RECORDS PROVIDED:
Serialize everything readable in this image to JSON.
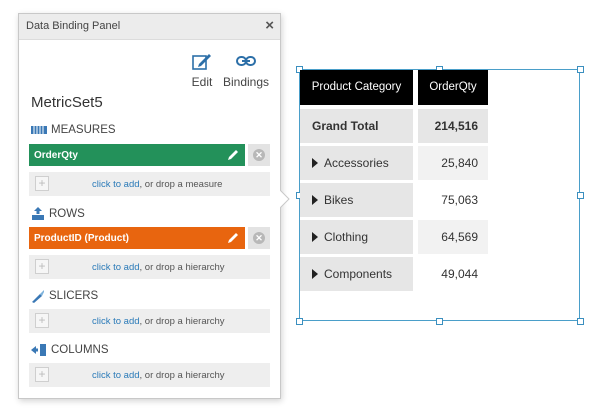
{
  "panel": {
    "title": "Data Binding Panel",
    "close_label": "×",
    "tools": {
      "edit_label": "Edit",
      "bindings_label": "Bindings"
    },
    "metric_set": "MetricSet5",
    "sections": {
      "measures": {
        "heading": "MEASURES",
        "chip": "OrderQty",
        "drop_link": "click to add",
        "drop_rest": ", or drop a measure"
      },
      "rows": {
        "heading": "ROWS",
        "chip": "ProductID (Product)",
        "drop_link": "click to add",
        "drop_rest": ", or drop a hierarchy"
      },
      "slicers": {
        "heading": "SLICERS",
        "drop_link": "click to add",
        "drop_rest": ", or drop a hierarchy"
      },
      "columns": {
        "heading": "COLUMNS",
        "drop_link": "click to add",
        "drop_rest": ", or drop a hierarchy"
      }
    }
  },
  "grid": {
    "headers": [
      "Product Category",
      "OrderQty"
    ],
    "grand_total": {
      "label": "Grand Total",
      "value": "214,516"
    },
    "rows": [
      {
        "label": "Accessories",
        "value": "25,840"
      },
      {
        "label": "Bikes",
        "value": "75,063"
      },
      {
        "label": "Clothing",
        "value": "64,569"
      },
      {
        "label": "Components",
        "value": "49,044"
      }
    ]
  },
  "colors": {
    "measure_chip": "#23915a",
    "row_chip": "#e8650f",
    "link": "#2a7ab8",
    "header_bg": "#000000",
    "selection": "#4a9ec9"
  },
  "icons": [
    "edit-icon",
    "bindings-icon",
    "close-icon",
    "measures-icon",
    "rows-icon",
    "slicers-icon",
    "columns-icon",
    "pencil-icon",
    "remove-icon",
    "add-icon",
    "expand-icon"
  ]
}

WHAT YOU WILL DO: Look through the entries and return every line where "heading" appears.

ANSWER SPACE:
        "heading": "MEASURES",
        "heading": "ROWS",
        "heading": "SLICERS",
        "heading": "COLUMNS",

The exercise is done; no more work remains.